Each line of the entries that contains the word "Ctrl" adds one. Reply with the resulting number only.

━━ The data ━━

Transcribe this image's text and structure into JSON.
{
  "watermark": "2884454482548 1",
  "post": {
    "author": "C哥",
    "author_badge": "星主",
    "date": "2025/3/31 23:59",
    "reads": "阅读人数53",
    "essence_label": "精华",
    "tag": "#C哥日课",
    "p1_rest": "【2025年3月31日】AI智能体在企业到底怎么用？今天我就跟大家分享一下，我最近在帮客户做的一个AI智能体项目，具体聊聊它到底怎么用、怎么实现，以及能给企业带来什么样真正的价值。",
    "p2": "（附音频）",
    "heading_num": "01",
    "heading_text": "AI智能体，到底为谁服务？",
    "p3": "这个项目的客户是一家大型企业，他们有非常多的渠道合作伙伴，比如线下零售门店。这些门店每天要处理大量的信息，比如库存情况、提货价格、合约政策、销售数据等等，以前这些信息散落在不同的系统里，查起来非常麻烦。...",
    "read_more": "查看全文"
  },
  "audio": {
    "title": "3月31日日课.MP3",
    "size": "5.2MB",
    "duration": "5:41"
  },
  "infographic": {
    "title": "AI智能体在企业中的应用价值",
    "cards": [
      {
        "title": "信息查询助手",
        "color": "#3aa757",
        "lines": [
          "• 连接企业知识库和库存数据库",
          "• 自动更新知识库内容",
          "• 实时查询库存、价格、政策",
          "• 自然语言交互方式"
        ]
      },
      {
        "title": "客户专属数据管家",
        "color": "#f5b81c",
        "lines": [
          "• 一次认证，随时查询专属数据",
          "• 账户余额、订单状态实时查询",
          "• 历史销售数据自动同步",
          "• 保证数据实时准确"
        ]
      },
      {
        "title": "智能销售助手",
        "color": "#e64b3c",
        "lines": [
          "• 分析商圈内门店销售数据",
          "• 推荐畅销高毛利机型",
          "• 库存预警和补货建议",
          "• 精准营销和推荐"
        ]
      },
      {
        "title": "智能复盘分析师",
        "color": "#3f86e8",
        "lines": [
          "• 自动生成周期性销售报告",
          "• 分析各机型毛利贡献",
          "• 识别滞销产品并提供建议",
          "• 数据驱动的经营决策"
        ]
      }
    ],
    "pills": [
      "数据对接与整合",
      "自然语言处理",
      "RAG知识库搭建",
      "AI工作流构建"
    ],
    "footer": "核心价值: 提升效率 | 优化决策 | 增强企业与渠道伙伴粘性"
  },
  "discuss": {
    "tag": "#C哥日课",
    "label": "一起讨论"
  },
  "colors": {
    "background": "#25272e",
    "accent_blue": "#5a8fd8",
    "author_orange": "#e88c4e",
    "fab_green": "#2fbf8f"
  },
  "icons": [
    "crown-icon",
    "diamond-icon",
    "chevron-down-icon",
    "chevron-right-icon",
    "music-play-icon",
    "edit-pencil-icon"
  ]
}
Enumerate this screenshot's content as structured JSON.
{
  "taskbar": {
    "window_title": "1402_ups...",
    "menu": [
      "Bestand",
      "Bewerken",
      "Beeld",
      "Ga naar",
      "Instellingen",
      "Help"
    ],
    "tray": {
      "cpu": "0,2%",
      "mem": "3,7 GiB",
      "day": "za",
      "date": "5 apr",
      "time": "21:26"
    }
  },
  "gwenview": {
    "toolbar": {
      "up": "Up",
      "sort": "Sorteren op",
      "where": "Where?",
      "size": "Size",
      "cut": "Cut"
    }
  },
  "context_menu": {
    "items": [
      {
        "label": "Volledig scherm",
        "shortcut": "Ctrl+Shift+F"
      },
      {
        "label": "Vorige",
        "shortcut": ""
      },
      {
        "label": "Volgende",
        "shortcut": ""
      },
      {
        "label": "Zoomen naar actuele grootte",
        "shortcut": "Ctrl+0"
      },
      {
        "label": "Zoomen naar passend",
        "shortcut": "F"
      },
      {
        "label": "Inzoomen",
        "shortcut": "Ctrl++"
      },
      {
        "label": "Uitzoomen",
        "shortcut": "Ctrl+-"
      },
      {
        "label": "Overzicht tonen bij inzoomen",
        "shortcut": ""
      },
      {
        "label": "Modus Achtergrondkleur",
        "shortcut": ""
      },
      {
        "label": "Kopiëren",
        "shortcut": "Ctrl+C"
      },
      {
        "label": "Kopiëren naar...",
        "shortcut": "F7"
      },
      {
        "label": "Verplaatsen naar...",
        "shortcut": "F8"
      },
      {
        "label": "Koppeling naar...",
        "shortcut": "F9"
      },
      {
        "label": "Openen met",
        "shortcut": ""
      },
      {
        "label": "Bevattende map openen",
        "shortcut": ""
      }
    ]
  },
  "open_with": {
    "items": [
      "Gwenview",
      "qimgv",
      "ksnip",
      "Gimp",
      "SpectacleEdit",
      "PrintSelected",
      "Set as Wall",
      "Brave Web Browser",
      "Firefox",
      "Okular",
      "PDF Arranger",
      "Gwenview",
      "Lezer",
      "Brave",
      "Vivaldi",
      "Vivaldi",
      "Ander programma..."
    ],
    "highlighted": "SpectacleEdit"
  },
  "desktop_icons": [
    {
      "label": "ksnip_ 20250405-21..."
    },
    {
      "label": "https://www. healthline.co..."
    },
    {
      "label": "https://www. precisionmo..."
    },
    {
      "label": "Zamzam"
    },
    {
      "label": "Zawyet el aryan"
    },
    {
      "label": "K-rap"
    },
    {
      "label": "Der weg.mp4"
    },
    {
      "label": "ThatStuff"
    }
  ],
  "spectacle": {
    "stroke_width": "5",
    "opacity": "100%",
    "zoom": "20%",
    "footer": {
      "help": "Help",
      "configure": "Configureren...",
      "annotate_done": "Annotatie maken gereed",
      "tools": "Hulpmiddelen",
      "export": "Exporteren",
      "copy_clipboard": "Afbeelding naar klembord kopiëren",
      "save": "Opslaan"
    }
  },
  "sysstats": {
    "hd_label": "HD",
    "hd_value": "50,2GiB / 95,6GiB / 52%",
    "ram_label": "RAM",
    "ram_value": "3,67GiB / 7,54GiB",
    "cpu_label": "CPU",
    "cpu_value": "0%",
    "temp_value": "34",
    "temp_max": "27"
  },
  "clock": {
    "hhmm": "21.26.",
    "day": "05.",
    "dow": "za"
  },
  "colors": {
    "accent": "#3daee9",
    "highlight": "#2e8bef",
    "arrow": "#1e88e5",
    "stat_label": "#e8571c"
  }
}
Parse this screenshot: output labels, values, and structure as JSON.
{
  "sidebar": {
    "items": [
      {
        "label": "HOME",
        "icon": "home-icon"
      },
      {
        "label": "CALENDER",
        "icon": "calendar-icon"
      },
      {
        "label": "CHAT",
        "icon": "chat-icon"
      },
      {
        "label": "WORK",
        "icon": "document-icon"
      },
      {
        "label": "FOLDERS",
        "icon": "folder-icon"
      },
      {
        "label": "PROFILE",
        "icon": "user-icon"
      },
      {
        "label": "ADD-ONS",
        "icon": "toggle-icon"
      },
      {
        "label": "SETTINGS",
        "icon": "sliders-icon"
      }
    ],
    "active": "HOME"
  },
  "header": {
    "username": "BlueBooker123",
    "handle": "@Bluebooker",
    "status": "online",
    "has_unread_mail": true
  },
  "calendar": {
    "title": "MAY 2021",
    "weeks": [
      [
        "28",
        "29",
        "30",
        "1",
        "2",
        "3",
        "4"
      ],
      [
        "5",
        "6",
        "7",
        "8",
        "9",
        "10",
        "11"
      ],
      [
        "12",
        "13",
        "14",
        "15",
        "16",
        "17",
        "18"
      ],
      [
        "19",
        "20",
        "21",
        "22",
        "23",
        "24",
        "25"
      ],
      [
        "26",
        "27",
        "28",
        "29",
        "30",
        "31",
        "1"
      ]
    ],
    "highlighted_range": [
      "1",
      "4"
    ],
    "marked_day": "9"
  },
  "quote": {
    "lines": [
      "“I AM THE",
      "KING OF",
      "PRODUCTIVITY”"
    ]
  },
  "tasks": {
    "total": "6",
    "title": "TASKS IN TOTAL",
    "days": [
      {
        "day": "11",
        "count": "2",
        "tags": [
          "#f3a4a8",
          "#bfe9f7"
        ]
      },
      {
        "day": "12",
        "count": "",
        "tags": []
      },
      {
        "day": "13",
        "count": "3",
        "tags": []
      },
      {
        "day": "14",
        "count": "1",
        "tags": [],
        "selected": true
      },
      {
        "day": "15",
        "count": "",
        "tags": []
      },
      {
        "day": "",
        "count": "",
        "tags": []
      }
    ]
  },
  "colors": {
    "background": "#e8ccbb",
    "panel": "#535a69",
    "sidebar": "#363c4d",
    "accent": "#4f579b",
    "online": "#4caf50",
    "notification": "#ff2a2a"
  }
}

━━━

## Answer to this task
5